§ **Excerpts from an interface dataset**:

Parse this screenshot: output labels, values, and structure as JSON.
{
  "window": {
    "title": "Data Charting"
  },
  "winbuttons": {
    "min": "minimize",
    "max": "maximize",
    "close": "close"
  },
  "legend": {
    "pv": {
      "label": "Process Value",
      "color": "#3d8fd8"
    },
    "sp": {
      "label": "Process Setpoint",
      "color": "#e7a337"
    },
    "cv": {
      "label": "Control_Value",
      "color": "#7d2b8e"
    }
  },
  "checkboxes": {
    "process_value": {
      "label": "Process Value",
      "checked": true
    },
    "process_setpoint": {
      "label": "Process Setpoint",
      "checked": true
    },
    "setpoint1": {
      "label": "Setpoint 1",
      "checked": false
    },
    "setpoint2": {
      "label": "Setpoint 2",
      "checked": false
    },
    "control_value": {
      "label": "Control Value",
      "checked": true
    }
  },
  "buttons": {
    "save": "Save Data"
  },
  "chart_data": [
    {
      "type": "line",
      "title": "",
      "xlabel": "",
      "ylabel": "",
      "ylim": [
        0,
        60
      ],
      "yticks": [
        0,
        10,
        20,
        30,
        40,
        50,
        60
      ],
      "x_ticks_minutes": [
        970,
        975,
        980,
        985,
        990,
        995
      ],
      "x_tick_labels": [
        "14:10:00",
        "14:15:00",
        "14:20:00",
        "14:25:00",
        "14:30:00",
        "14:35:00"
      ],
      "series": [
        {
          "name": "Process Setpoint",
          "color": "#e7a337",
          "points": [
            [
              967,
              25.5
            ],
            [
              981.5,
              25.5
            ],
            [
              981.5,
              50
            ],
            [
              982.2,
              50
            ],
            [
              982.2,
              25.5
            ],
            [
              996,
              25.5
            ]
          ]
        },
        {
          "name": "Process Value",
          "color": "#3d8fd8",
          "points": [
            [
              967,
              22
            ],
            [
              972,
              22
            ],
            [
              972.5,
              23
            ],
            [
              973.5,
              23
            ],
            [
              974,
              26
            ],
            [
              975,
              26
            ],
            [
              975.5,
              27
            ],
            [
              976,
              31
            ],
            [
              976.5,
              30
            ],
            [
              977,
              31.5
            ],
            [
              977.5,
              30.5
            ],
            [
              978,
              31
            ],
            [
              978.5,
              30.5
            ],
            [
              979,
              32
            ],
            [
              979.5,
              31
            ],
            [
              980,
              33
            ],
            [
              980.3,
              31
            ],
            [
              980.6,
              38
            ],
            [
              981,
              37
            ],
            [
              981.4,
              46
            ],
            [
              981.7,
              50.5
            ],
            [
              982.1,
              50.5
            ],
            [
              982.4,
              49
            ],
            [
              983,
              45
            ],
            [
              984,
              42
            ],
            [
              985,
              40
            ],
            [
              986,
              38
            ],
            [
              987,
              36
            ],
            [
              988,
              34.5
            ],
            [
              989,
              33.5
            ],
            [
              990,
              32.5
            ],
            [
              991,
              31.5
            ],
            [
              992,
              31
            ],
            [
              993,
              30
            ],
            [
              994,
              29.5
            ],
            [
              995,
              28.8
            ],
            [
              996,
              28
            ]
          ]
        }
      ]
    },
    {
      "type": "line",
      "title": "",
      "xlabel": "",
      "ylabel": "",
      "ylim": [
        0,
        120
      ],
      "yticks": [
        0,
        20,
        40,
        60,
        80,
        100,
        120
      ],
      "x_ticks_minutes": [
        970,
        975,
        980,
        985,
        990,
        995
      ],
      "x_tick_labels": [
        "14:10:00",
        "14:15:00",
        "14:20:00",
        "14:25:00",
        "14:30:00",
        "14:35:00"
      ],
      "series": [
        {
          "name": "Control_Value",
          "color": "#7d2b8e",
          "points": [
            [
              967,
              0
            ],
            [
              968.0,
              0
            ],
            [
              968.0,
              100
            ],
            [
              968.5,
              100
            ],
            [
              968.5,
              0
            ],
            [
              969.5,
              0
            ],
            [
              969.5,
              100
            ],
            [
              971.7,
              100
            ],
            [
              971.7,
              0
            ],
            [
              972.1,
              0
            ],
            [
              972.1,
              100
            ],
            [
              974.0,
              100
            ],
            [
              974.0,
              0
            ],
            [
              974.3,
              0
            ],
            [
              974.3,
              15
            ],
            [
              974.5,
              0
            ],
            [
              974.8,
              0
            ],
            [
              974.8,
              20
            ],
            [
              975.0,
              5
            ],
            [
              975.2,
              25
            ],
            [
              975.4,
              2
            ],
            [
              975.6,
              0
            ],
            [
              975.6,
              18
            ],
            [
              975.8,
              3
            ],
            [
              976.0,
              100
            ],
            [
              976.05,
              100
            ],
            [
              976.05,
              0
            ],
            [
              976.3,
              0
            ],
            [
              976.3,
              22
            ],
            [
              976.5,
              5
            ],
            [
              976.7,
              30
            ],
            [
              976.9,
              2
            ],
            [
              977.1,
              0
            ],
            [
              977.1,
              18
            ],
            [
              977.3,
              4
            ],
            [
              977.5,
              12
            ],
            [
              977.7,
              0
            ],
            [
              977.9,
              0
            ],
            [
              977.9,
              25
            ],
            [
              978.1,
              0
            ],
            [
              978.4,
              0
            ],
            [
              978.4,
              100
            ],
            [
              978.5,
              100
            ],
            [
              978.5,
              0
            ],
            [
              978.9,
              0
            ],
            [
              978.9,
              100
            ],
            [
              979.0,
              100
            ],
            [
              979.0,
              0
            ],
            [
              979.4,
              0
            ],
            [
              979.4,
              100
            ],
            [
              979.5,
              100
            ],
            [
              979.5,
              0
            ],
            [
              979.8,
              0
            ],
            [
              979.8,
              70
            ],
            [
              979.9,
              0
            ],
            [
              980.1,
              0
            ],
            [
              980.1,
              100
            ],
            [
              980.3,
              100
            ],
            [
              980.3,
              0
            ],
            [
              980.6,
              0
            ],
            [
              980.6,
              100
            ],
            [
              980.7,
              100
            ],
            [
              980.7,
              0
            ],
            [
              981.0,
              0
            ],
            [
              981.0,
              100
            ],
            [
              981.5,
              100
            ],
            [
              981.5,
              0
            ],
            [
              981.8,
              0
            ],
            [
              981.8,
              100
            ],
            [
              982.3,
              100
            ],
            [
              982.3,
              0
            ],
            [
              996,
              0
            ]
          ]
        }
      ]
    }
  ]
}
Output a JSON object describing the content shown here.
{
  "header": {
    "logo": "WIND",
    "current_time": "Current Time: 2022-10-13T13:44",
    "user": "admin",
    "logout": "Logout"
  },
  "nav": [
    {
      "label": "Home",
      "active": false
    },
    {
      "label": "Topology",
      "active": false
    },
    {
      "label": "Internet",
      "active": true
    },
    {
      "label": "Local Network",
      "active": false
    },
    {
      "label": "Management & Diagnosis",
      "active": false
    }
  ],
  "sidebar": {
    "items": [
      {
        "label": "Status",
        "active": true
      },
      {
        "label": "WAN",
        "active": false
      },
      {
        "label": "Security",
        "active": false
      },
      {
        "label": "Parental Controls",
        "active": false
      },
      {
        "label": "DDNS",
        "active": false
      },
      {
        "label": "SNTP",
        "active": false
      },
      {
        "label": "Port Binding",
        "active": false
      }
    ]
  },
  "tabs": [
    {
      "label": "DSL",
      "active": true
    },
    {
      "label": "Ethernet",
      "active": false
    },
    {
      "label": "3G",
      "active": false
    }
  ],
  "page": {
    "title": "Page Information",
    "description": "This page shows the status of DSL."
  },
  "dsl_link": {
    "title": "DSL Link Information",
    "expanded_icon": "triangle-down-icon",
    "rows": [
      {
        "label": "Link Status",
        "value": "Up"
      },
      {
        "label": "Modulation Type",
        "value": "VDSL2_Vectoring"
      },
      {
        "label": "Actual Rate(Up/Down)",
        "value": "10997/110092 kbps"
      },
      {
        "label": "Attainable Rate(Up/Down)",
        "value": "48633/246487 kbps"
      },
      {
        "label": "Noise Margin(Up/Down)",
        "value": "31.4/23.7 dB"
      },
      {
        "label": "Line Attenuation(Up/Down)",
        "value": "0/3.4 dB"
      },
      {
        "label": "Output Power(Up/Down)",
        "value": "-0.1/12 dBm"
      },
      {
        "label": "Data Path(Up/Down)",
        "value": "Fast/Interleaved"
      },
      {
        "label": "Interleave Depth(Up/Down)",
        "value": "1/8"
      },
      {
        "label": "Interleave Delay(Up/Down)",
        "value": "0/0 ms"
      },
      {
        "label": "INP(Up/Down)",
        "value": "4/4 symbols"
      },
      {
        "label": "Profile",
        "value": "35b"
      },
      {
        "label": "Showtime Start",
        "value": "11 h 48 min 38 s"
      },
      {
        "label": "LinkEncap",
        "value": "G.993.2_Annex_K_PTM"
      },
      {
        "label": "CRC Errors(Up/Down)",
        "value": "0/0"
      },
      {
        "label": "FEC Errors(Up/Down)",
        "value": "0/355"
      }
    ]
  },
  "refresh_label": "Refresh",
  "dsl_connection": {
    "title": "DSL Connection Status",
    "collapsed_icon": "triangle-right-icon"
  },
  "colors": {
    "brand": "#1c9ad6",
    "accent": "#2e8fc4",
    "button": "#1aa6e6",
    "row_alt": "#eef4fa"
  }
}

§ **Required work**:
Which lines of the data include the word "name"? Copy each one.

§ **Solution to the exercise**:
          "name": "Process Setpoint",
          "name": "Process Value",
          "name": "Control_Value",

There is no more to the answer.